What does it mean to apply this framework in a constitutional setting? It means examining the effect of a law on the most vulnerable among us–the disenfranchised, the poor, and the marginalized. While the Court has often championed the rights of the minority, it has rarely acknowledged that real-life circumstances can present significant and severe obstacles to effectuating rights. For more than 15 years, abortion jurisprudence has required a plaintiff to show that a law represents an “undue burden” on the decision to have an abortion, with little clarity as to what constitutes an undue burden and how many women have to be unduly burdened before a restriction can be struck down. Indeed, the Court said in Planned Parenthood vs. Casey that the “fact that a law which serves a valid purpose, one not designed to strike at the right itself, has the incidental effect of making it more difficult or expensive to procure an abortion cannot be enough to invalidate it.” It is for this reason that many women in this country have not experienced the full promise of Roe in their own lives.

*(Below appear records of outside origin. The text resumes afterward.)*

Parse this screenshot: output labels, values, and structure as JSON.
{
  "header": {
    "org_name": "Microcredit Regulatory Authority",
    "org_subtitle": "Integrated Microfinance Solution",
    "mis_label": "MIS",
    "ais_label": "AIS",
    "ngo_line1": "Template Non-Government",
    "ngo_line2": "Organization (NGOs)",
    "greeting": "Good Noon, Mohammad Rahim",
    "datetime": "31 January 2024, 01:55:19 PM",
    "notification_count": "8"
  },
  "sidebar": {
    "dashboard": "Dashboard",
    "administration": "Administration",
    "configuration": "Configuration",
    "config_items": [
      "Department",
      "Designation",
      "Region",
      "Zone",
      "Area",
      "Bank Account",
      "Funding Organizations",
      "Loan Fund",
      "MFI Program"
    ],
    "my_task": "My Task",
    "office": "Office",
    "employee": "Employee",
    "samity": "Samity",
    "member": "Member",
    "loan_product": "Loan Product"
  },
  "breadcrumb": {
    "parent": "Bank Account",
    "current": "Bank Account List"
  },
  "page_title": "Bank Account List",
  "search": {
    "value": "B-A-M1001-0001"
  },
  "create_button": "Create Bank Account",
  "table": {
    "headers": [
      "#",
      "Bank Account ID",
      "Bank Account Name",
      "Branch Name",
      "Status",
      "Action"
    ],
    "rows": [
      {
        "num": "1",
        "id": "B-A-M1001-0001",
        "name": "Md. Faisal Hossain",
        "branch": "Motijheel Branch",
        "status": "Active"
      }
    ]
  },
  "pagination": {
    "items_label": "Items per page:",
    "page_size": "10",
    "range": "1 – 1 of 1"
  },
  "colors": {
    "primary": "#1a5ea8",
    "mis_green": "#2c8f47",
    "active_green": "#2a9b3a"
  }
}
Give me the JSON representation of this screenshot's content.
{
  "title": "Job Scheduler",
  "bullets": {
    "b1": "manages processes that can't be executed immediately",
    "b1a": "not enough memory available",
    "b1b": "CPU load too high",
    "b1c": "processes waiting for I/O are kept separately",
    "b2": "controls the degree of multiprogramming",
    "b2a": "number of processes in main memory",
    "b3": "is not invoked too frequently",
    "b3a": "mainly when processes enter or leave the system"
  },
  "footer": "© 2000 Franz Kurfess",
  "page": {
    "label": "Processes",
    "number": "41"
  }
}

The women’s movement should not stop arguing that reproductive rights are bound up in the rights to privacy and equality, as well as several other constitutional rights. But it must also work to ensure that the Court not only recognizes those rights but guarantees them. Feldt is right that a human rights framework, which requires governments to respect, protect, and ensure rights, can help accomplish this goal. Worldwide, governments are recognizing reproductive rights as human rights, and the United States must follow suit. Reproductive rights encompass so much more than the right to abortion: They involve ensuring that people have the ability to become pregnant and to parent with dignity, to determine whether and when to have children, to have healthy pregnancies, and to have safe and healthy families and relationships. Advocates must connect the right to rear one’s child to the right to marriage equality; the right to be free of sexual violence to the right to a healthy workplace for women and men of reproductive age. These are all part of the same bundle of rights that honor self-determination, autonomy, equality, and dignity.
This new agenda must be comprehensive and holistic. In all branches and at all levels of government, we as progressives must ensure that the reproductive and sexual rights of all women and men are respected and protected. Feldt is correct that human rights and reproductive justice should be our overriding values as we pursue better rulings from the Supreme Court. But we should not limit our work to arguments based on the equal protection clause alone. There are numerous routes we can pursue in support of reproductive justice–both within and outside of the Supreme Court–and we should pursue them all.Arons.pdf